From: Washington Post
By: Timothy Kudo
Marine Capt. Timothy Kudo, a graduate student at New York University, deployed to Iraq in 2009 and to Afghanistan from 2010 to 2011. Follow him on Twitter: @tkudo.
When I joined the Marine Corps, I knew I would kill people. I was trained to do it in a number of ways, from pulling a trigger to ordering a bomb strike to beating someone to death with a rock. As I got closer to deploying to war in 2009, my lethal abilities were refined, but my ethical understanding of killing was not.
I held two seemingly contradictory beliefs: Killing is always wrong, but in war, it is necessary. How could something be both immoral and necessary?
I didn’t have time to resolve this question before deploying. And in the first few months, I fell right into killing without thinking twice. We were simply too busy to worry about the morality of what we were doing.

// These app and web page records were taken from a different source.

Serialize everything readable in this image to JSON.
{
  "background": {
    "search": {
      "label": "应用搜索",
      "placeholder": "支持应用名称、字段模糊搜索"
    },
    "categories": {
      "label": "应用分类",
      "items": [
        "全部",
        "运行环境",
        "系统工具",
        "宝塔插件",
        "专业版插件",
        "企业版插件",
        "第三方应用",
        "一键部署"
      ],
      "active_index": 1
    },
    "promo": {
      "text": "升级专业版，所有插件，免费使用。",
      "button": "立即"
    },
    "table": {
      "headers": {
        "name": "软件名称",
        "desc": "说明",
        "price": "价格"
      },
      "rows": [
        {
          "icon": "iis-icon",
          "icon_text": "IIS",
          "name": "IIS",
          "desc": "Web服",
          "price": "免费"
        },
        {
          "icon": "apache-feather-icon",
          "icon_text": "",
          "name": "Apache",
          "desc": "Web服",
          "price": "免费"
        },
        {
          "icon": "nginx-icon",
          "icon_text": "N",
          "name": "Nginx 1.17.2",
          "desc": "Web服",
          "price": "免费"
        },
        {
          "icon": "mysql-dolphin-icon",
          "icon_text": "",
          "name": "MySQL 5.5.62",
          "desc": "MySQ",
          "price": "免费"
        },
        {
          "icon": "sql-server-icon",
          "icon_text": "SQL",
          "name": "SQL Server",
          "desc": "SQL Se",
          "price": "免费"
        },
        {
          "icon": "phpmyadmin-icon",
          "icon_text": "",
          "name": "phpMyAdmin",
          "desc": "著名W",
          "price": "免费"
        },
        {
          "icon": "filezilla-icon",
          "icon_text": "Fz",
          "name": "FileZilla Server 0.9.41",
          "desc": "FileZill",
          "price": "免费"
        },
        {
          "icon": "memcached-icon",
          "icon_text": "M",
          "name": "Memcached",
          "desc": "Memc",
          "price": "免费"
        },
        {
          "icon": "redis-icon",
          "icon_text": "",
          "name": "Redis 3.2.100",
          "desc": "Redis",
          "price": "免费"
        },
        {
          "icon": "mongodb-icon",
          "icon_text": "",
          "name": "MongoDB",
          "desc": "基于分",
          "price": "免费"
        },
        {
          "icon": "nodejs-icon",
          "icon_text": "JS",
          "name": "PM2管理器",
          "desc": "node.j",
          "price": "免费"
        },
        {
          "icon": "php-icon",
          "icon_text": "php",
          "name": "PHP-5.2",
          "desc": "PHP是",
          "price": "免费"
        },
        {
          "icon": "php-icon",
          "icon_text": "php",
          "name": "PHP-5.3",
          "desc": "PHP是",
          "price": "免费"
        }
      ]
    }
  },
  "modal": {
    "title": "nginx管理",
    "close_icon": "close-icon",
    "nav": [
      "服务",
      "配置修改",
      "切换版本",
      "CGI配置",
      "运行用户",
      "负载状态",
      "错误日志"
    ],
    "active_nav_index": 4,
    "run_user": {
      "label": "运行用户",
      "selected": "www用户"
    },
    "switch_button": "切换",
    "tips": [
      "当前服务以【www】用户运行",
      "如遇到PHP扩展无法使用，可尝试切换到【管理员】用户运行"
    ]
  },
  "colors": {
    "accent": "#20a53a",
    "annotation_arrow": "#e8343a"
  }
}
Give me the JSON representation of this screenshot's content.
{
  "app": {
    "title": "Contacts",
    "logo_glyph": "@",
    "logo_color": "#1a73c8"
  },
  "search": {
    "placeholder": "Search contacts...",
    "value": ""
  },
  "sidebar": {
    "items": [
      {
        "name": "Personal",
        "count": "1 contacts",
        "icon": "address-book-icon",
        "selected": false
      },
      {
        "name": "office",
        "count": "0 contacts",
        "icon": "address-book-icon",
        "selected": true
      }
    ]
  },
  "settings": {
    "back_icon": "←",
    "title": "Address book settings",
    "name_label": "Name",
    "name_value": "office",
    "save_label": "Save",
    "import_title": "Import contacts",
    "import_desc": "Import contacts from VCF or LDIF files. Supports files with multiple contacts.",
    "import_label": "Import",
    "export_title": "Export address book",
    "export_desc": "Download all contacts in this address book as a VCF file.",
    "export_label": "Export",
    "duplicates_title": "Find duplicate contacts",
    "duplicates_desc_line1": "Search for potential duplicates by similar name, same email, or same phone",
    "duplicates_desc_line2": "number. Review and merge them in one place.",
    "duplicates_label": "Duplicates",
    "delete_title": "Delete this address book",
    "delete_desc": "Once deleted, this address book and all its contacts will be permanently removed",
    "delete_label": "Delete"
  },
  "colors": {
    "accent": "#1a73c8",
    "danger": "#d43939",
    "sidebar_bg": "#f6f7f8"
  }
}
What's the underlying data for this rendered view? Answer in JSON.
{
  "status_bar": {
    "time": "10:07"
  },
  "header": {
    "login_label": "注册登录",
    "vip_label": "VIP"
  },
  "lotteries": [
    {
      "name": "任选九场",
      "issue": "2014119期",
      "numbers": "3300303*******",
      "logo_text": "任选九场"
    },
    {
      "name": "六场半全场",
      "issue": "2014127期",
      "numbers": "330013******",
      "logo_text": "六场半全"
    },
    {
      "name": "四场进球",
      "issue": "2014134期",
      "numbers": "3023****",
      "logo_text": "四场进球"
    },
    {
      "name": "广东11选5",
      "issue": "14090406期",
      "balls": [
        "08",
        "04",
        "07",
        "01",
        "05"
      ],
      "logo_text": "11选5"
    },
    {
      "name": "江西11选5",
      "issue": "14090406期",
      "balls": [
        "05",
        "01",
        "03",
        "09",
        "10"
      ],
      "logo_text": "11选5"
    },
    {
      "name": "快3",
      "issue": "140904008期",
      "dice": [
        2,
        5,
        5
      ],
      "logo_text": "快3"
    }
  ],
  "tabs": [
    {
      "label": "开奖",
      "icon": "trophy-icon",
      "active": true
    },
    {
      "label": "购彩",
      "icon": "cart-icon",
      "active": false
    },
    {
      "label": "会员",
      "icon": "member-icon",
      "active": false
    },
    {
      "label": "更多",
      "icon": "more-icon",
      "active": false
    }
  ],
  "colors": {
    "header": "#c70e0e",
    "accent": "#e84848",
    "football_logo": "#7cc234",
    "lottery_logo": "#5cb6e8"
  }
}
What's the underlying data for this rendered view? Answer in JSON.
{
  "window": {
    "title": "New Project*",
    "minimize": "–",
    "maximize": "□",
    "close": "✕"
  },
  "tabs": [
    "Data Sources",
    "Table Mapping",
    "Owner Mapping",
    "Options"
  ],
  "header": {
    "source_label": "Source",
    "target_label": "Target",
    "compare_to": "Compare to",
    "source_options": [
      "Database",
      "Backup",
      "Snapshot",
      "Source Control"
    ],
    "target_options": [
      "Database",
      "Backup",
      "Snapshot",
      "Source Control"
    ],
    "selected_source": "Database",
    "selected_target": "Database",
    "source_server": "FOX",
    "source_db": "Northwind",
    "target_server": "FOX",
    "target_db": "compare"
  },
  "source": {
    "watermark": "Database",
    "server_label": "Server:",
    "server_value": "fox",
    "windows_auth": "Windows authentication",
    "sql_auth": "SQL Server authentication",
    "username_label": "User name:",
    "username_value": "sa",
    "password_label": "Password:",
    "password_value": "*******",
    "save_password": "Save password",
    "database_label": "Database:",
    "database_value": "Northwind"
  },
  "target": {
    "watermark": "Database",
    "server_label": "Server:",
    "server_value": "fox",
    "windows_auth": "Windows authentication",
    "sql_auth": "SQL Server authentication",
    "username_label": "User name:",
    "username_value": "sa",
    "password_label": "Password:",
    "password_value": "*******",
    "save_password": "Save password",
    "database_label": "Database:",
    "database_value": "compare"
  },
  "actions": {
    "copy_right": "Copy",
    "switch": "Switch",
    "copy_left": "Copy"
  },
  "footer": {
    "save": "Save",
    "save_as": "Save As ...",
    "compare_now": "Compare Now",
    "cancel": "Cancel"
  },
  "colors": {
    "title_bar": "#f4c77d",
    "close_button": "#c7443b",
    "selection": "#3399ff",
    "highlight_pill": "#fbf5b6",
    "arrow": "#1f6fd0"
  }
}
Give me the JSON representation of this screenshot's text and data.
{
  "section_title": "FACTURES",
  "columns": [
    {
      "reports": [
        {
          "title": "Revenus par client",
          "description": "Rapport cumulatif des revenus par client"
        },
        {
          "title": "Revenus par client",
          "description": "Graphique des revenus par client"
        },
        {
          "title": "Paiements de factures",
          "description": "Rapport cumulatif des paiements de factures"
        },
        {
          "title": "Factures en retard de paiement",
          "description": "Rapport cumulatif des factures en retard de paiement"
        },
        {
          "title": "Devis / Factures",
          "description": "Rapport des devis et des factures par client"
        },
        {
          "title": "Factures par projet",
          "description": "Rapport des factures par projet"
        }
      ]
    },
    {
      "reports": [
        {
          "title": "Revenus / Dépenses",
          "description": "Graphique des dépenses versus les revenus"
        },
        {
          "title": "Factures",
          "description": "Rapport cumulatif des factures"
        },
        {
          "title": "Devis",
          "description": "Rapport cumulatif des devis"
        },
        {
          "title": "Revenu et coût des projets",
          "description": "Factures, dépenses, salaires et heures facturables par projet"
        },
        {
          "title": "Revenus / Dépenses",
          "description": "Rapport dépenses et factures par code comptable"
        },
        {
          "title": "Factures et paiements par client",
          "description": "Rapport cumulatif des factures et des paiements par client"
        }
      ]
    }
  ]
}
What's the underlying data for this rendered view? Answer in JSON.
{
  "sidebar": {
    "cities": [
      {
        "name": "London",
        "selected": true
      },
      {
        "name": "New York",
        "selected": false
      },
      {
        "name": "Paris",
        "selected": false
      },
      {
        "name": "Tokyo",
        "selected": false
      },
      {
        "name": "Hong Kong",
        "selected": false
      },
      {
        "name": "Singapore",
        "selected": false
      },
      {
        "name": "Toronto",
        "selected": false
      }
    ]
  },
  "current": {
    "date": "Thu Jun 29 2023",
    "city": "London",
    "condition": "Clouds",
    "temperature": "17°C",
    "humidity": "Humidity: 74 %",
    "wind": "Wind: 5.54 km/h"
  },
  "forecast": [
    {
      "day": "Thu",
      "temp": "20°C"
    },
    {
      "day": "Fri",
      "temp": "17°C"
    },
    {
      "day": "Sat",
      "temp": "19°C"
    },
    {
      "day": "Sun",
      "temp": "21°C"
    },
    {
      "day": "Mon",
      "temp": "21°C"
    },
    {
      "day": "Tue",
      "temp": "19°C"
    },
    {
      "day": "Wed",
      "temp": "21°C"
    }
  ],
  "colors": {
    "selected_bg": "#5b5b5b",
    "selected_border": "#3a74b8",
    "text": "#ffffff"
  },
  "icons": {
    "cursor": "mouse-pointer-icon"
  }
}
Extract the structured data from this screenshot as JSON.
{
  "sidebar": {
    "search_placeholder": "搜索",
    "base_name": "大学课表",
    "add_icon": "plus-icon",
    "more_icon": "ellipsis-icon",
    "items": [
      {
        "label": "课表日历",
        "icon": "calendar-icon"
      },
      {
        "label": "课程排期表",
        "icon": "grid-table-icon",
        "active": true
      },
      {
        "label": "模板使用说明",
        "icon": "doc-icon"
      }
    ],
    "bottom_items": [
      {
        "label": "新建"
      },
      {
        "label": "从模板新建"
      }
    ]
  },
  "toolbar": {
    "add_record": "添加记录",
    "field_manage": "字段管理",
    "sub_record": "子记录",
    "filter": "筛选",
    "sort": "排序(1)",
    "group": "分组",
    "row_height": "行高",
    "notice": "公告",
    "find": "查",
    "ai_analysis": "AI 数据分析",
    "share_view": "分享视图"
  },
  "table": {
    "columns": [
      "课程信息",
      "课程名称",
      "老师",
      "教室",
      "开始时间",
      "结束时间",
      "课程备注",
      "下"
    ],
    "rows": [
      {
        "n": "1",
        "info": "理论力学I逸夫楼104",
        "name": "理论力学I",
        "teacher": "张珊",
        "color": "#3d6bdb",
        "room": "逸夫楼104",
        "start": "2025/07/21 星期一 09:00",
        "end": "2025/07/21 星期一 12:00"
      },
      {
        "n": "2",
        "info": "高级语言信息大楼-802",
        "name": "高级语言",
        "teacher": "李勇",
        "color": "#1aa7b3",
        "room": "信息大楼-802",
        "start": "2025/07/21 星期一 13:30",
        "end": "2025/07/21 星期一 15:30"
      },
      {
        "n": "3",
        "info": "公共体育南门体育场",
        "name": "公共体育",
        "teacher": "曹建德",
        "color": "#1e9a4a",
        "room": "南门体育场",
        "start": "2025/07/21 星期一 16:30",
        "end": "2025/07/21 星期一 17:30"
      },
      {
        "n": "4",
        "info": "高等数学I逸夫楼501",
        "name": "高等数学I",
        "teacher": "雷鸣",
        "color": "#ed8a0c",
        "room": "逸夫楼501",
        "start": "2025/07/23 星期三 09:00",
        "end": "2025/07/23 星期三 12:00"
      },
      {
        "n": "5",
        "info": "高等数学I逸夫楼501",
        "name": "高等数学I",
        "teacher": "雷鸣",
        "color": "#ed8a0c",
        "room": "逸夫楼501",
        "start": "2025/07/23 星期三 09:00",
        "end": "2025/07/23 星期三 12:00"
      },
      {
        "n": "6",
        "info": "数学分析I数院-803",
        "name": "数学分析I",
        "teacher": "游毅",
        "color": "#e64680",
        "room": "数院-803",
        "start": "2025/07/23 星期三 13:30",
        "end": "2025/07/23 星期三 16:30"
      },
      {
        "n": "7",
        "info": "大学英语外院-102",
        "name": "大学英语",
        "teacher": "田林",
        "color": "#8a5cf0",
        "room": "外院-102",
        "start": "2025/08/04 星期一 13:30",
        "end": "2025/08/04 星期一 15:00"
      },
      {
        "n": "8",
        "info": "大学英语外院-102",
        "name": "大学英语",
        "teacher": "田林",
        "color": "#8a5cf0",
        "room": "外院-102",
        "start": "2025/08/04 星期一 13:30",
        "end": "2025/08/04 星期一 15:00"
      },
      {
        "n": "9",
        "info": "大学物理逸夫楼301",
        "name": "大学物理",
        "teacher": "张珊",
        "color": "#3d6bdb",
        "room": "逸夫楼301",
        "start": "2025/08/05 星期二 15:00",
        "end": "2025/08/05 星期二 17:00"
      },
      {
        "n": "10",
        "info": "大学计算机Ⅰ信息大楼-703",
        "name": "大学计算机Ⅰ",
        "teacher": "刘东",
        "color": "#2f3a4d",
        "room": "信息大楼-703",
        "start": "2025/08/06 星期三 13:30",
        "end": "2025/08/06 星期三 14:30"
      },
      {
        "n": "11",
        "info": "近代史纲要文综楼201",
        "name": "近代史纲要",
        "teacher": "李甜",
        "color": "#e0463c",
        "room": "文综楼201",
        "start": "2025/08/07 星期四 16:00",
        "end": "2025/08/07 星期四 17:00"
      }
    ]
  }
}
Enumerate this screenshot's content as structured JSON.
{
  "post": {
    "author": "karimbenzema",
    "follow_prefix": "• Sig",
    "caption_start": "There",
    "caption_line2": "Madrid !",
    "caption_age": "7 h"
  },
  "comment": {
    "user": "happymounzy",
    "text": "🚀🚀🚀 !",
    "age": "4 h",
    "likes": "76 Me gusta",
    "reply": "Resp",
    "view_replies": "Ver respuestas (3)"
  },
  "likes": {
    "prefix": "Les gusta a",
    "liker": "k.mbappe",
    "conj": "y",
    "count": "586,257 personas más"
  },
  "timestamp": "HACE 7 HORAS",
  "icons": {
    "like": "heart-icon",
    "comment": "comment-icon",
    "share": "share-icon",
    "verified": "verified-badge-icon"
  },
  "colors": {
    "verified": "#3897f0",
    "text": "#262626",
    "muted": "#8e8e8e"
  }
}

But one day in Afghanistan in 2010, my patrol got into a firefight and ended up killing two people on a motorcycle who we thought were about to attack us. They ignored or didn’t understand our warnings to stop, and according to the military’s “escalation of force” guidelines, we were authorized to shoot them in self-defense. Although we thought they were armed, they turned out to be civilians. One looked no older than 16.
It’s been more than two years since we killed those people on the motorcycle, and I think about them every day. Sometimes it’s when I’m reading the news or watching a movie, but most often it’s when I’m taking a shower or walking down my street in Brooklyn.
They are not the only deaths I carry with me. I also remember the first time a Marine several miles away asked me over the radio whether his unit could kill someone burying a bomb. The decision fell on me alone. I said yes. Those decisions became commonplace over my deployment. Even more frightening than the idea of what we were doing was how easy it became for me. I never shot someone, but I ordered bomb strikes and directed other people to shoot.